By Margaret Southern
For many people in the United States, food comes from the grocery store. Most Americans would be hard pressed to determine the real origins of much of the food we eat. But residents of the Cayos Cochinos islands off the northern coast of Honduras know exactly where their food comes from: the ocean outside their doors.
Here, it’s not just their stomachs that rely on the bounty of the ocean—it’s almost their entire economy. But overfishing and industrial fishing continues to put pressure on their marine resources. The Nature Conservancy is working with partners and locals to protect their reefs through education, conservation and income-generating projects.
In 2007, the Conservancy and the Cayos Cochinos Foundation identified almost 20 income-generating projects with the goal of increasing income for households that depend heavily on the reef.
One of these projects was the construction of a small tourist complex managed by the East End community. The community hopes to attract tourists with two eco-friendly cabins, which were built with outside funding, and an ocean-view restaurant serving traditional Garifuna meals, funded by the Conservancy. The Conservancy is connecting the community with tourism service providers to promote best practices and ensure the protection of conservation targets.
The Cayos Cochinos Foundation, along with the Conservancy and other groups, has also worked with the communities to establish management plans that encourage no-take zones and the construction of artificial reefs that serve as nurseries for small fish. And through other partnerships, laws have been passed that will eventually prohibit industrial fishing around the marine protected area.
All of these initiatives are important in creating sustainability in the reefs and communities of Cayos Cochinos. According to Francisco Velasquez, a school teacher in East End, if it weren’t for the Conservancy, they wouldn’t still be living on that island.

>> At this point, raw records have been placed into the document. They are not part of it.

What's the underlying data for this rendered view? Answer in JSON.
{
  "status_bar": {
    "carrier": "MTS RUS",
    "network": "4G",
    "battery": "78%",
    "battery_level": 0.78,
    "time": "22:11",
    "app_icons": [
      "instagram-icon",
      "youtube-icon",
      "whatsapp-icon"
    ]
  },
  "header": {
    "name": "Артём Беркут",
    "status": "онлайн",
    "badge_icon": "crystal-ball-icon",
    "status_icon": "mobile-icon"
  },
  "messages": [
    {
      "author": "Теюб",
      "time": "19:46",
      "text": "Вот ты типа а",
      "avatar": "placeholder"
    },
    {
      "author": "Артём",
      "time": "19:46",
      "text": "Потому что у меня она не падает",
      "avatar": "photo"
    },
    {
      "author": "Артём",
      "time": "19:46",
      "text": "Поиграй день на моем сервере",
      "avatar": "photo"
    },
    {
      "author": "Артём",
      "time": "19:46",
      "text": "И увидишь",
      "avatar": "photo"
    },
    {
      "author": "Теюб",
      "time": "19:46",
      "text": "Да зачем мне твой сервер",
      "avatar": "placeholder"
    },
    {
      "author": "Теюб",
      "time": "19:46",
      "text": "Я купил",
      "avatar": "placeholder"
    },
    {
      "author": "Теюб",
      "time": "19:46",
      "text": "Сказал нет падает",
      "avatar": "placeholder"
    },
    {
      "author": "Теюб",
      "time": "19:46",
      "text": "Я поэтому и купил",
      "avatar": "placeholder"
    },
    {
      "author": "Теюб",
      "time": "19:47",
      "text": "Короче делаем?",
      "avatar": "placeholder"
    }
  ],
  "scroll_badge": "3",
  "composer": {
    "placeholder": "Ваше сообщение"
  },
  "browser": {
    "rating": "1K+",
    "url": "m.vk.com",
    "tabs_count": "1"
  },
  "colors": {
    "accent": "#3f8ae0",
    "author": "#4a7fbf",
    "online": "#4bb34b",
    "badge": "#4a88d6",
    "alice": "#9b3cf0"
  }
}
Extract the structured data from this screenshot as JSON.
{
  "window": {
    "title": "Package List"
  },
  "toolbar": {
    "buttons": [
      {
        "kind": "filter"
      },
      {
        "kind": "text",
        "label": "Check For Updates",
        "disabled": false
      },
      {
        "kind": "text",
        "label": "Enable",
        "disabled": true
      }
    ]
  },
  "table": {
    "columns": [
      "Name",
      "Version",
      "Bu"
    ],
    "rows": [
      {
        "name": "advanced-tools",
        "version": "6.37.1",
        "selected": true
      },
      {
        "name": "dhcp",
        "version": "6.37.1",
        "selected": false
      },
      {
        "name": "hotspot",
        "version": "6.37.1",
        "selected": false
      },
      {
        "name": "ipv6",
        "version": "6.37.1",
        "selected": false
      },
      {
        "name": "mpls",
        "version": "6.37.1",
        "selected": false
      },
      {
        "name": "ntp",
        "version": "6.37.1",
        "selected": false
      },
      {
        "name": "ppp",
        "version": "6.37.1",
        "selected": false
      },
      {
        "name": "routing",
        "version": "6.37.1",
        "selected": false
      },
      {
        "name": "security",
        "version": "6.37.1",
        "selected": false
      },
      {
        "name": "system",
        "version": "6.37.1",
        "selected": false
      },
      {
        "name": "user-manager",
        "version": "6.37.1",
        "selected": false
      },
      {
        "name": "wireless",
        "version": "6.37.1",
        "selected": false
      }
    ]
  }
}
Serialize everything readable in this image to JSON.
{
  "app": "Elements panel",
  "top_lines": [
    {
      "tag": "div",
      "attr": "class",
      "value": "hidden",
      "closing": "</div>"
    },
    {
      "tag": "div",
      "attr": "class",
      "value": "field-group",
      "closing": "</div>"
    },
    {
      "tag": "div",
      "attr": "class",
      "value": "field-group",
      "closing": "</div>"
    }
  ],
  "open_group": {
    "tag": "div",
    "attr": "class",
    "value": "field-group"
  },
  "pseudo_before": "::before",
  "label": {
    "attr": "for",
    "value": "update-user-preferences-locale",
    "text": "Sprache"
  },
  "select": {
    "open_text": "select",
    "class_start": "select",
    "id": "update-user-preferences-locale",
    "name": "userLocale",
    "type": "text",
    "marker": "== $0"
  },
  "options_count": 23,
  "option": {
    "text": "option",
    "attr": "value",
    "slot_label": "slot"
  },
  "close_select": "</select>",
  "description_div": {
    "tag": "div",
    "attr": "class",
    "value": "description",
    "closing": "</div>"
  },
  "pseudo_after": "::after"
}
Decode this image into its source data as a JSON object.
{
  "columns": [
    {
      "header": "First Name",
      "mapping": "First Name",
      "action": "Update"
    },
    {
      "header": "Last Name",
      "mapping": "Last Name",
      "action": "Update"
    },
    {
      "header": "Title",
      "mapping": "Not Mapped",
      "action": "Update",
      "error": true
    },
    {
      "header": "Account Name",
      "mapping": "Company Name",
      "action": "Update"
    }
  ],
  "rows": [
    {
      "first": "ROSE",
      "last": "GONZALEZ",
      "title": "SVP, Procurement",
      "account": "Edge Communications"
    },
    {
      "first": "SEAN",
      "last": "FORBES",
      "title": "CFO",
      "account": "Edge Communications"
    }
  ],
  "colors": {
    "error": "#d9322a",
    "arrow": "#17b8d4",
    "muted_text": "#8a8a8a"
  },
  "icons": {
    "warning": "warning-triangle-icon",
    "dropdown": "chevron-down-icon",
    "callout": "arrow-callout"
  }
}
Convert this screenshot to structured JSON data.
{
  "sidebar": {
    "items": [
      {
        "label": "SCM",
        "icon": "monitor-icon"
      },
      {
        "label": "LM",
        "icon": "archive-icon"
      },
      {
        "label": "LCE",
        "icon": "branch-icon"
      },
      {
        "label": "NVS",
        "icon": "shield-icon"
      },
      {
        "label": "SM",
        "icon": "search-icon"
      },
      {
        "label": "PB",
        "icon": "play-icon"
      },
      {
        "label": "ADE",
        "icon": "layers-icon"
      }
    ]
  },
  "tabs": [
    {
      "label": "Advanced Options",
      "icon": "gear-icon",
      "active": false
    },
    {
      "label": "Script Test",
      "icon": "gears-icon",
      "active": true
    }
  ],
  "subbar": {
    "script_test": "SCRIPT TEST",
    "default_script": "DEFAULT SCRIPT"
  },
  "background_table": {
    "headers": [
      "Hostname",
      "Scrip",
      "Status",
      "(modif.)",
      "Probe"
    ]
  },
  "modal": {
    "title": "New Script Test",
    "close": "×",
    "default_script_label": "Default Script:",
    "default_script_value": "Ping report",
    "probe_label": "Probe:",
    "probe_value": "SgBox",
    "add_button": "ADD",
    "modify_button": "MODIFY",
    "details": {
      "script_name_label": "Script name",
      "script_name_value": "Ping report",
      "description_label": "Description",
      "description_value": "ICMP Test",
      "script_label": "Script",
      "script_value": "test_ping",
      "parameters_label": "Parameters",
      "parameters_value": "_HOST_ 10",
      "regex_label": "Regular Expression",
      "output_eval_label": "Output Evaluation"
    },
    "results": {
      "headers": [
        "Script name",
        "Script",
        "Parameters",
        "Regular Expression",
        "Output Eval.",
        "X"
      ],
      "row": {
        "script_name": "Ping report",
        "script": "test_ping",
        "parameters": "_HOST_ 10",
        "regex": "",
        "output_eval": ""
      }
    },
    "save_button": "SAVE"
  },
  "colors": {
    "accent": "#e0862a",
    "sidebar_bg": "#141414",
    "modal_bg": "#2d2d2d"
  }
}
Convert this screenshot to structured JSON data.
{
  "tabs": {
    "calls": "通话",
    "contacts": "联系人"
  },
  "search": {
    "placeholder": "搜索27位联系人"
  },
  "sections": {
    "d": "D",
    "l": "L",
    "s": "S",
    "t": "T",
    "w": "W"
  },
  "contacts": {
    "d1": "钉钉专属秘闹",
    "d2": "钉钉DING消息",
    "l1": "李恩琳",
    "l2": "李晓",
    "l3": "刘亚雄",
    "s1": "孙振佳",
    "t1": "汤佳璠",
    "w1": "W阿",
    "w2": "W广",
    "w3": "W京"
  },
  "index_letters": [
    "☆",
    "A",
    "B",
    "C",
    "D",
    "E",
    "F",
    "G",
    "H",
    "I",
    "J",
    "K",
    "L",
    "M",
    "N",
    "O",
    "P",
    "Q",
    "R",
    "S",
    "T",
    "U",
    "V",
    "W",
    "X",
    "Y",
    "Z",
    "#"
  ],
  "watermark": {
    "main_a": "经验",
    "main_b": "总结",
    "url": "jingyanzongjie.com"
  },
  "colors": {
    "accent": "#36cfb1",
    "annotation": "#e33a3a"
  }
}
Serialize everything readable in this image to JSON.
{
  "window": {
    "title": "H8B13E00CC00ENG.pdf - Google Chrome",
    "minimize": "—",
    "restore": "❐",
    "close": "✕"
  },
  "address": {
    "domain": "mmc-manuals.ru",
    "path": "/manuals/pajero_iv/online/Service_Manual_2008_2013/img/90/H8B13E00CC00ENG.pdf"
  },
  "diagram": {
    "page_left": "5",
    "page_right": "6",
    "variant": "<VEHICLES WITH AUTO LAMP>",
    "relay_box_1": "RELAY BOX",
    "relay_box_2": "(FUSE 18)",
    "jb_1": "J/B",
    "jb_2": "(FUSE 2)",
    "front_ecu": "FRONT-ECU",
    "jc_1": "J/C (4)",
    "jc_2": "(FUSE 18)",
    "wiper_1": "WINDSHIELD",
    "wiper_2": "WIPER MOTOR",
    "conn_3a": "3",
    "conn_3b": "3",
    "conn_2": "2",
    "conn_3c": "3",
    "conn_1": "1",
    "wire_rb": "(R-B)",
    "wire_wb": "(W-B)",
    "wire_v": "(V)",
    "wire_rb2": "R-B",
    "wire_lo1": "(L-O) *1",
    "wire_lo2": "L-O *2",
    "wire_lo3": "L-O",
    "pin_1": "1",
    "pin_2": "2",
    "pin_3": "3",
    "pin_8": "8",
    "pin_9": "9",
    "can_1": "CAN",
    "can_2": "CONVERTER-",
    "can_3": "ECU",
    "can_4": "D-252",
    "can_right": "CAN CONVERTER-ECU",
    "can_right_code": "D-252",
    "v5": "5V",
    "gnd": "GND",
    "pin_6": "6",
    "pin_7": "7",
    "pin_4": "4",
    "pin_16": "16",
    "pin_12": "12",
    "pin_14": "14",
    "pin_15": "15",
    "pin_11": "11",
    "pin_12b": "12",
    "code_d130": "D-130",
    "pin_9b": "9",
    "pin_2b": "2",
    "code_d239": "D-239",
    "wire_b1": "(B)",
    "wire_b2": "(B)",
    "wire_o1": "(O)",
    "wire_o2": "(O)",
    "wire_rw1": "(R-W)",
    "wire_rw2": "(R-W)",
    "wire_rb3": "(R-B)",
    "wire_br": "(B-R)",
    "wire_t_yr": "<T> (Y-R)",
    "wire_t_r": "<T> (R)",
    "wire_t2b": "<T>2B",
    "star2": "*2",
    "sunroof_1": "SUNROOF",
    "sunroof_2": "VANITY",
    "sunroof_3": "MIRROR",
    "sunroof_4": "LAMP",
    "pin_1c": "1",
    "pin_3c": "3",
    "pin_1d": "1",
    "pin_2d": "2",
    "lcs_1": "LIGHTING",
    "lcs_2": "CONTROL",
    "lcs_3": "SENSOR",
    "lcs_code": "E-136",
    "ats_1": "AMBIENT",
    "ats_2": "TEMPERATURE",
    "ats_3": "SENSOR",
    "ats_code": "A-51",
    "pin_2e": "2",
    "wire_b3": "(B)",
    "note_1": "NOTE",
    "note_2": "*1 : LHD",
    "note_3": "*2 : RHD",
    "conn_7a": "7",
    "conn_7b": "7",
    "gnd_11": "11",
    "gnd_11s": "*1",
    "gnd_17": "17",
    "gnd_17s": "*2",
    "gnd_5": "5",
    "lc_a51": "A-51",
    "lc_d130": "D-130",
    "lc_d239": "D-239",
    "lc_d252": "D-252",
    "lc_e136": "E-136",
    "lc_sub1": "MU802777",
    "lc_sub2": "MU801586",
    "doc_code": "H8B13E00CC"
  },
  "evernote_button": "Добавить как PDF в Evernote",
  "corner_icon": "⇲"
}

“Our livelihood depends on fishing, but in the past large ships would come in and sweep the whole ocean clear of fish. There was nothing left for us to eat,” Velasquez said. “But now with the conservation of this area the fish are returning, and through the tourism project we are creating new solutions to increase our income and improve our lives.”
In Cayos Cochinos, these projects would not have been possible without Anthony Ives. A former San Francisco stock trader who at one point was managing 50 billion dollars for the state of California, Ives found his way to Honduras after Sept. 11 through the Peace Corps. He created the Foundation Heart Ventures-Grupo de Apoyo al Desarollo (IHV-GAD) to have a focus on education, conservation and job creation, with the idea that it is not possible to separate the three objectives.
“We have found that an integrated approach is much more sustainable, and we’re very happy that the Conservancy shares our long-term vision to sustainable conservation,” Ives said. “We hope to convince other organizations that through an integrated approach that involves education, we can achieve sustainable development while focusing on the environment.”